an:03890730
Zbl 0558.68038
Reif, John H.
On synchronous parallel computations with independent probabilistic choice
EN
SIAM J. Comput. 13, 46-56 (1984).
00149012
1984
j
68Q25 68W99 68Q05 68R10
probabilistic computation; randomized algorithm; parallel speedup; parallel RAM; probabilistic algorithms; probabilistic choice; synchronous parallel machines; probabilistic RAM; perfect matching
Sequential probabilistic machines, having the capability of randomly choosing a move at some points of an otherwise deterministic computation, have been introduced by Rabin in 1974. Such a capability leads to considerable improvement to the computational complexity of many difficult problems. In this paper, the use of probabilistic choice in synchronous parallel machines is investigated, together with its effects on the complexity of some combinatorial problems.

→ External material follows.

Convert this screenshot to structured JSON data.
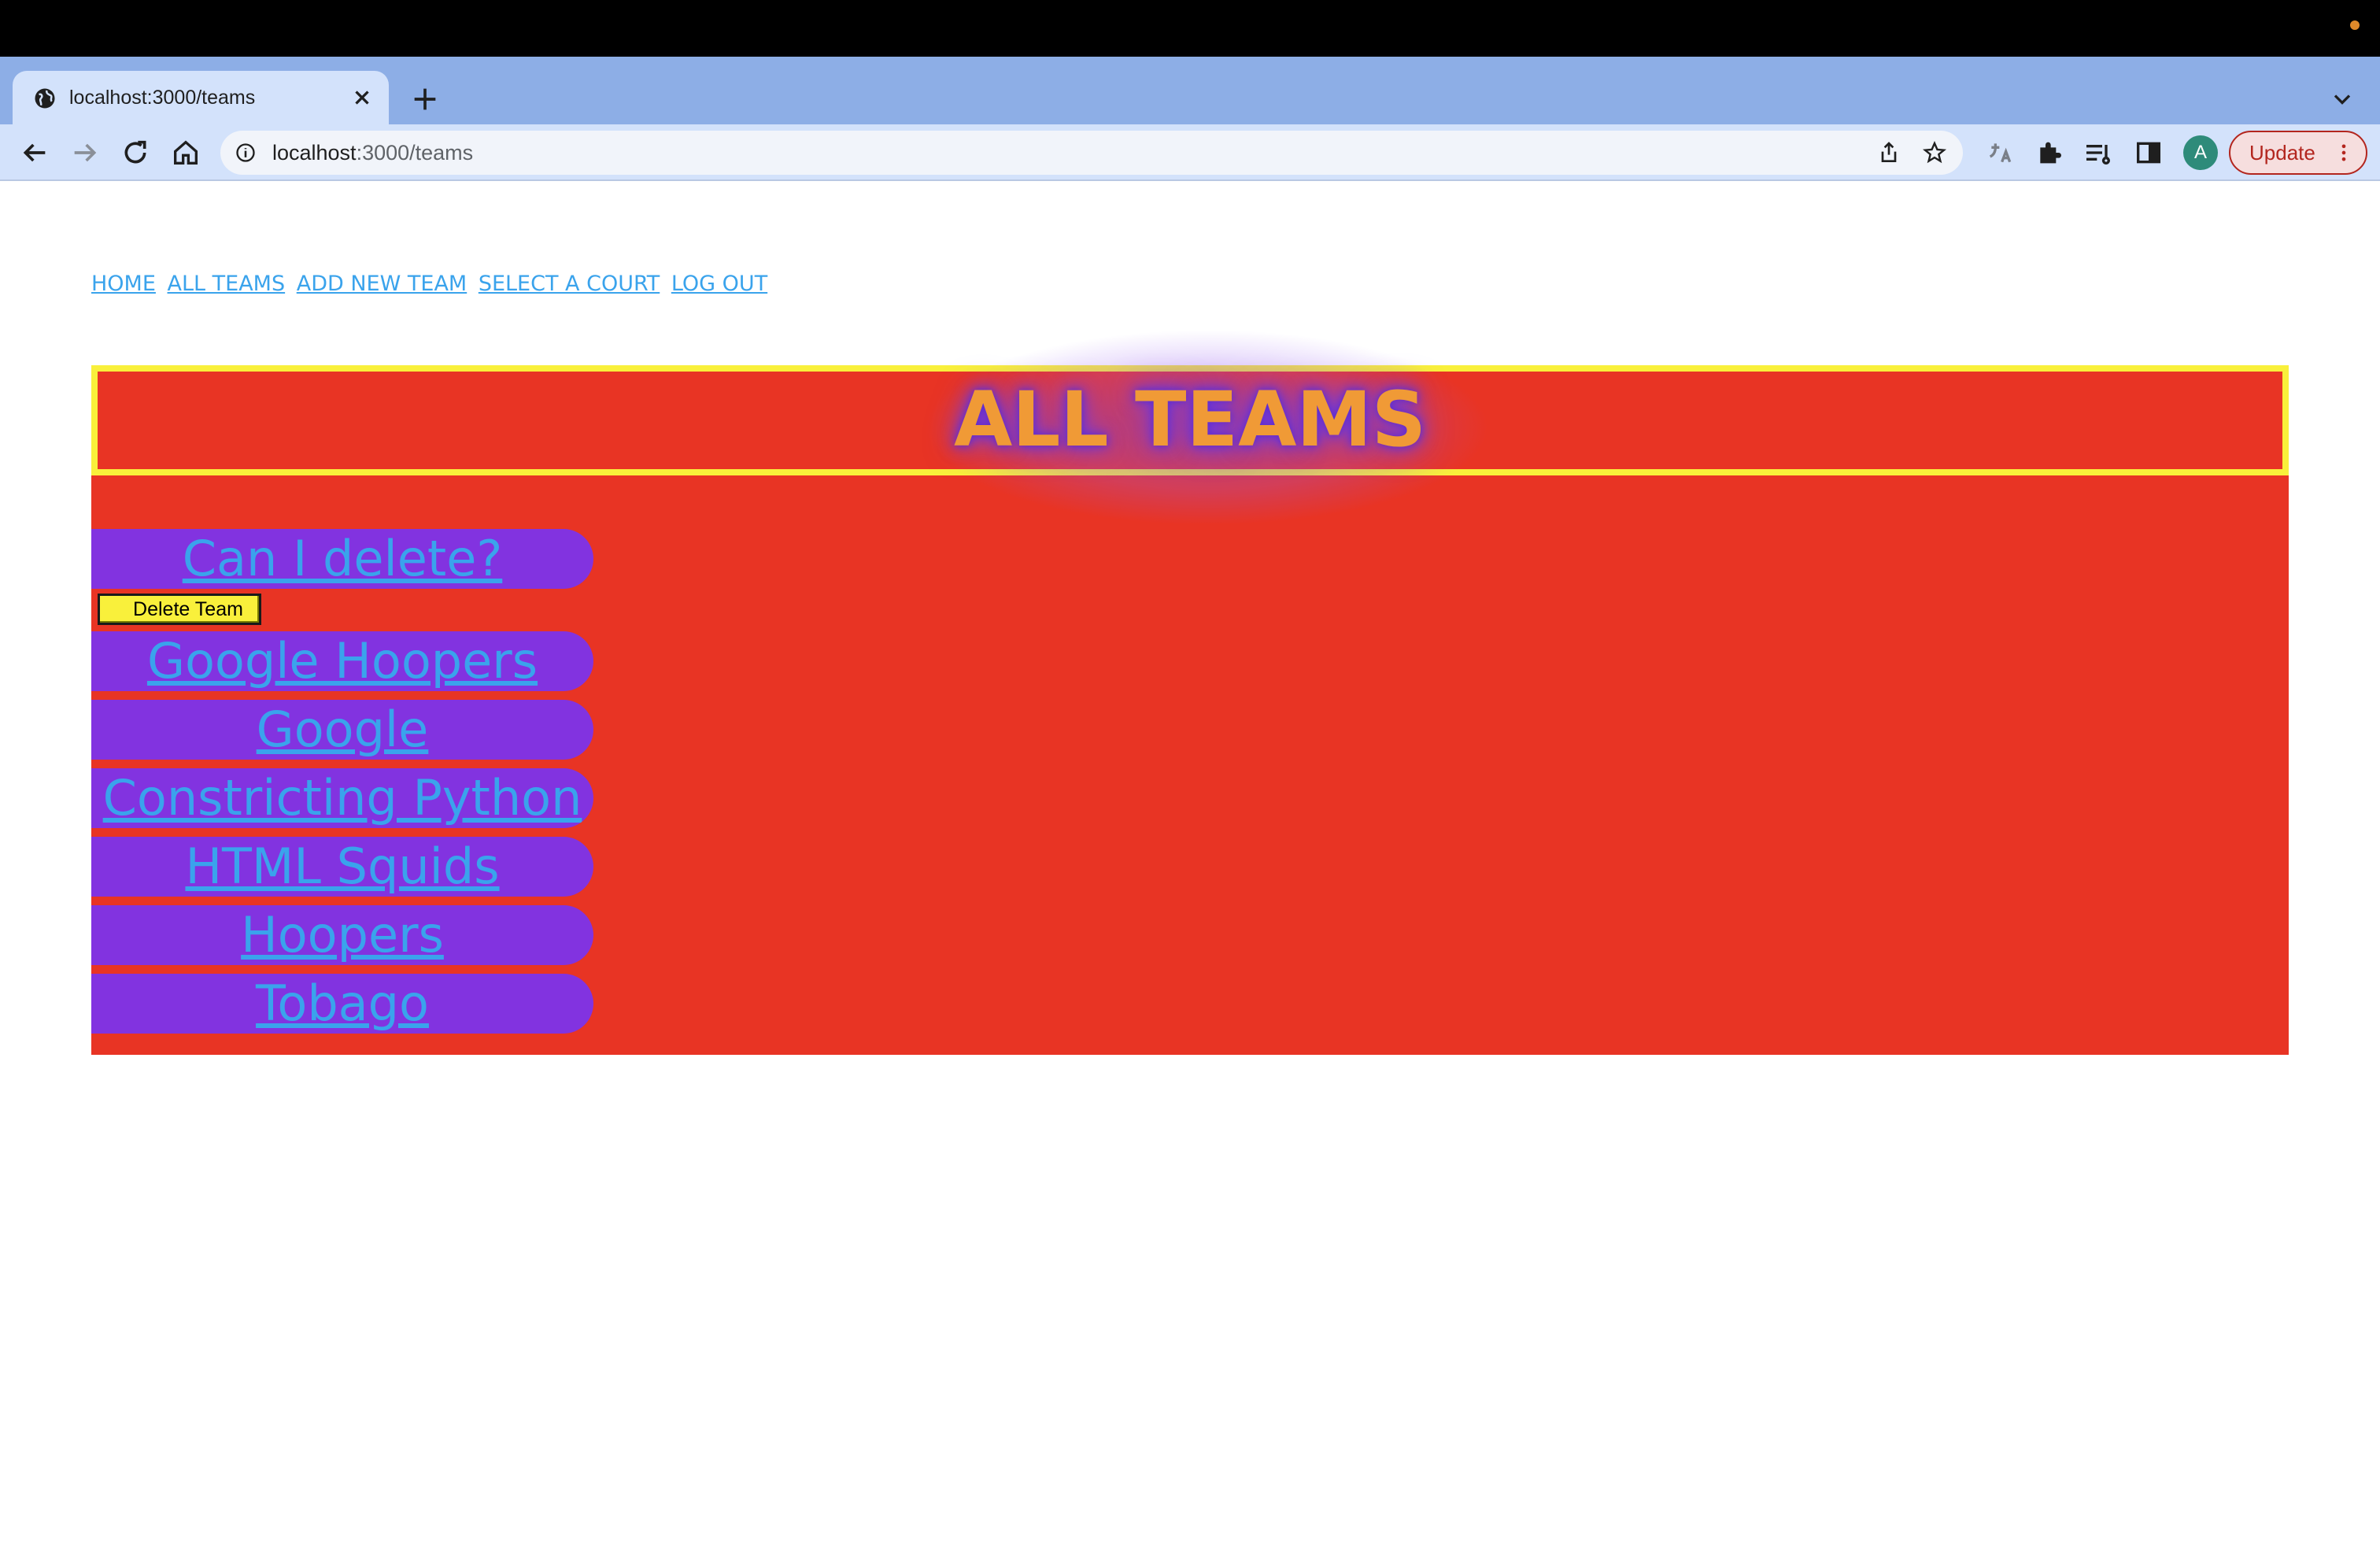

The basic model of computation is the probabilistic RAM, that is a Random Access Machine (RAM) in which from every configuration I a set NEXT(I) of configurations can be derived. Each I'\(\in\) NEXT(I) can be chosen with equal probability, independently of previous choices. An input string \(\omega\) is accepted by M iff the probability of generating, by random next moves as defined above and starting with input \(\omega\), an accepting computation sequence is greater than 1/2. A probabilistic parallel RAM is a probabilistic RAM with a fork operation which allows the original RAM to create a new ''clone'' RAM sharing the same memory. All the RAMs created by fork operate synchronously and their probabilistic choices are independent. A first set of results is obtained by parallelizing known probabilistic sequential algorithms. In particular, an O(log n)\({}^ 2\) time algorithm for testing if a graph of n vertices has a perfect matching and an O(log n) time algorithm for testing the product of \(n\times n\) matrices are given. A greater theoretical interest have the simulation theorems of sect. 4 and sect. 5, which relate the computational complexities of probabilistic sequential and probabilistic parallel computations on RAMs. In particular, Th.5.1 shows that parallelism uniformly speeds up time bounded probabilistic RAM computation by nearly a quadratic factor. Finally, it is shown that probabilistic choice can be eliminated by parallel computations by introducing non uniformity, with some increase of time and processor bounds.
G.Mauri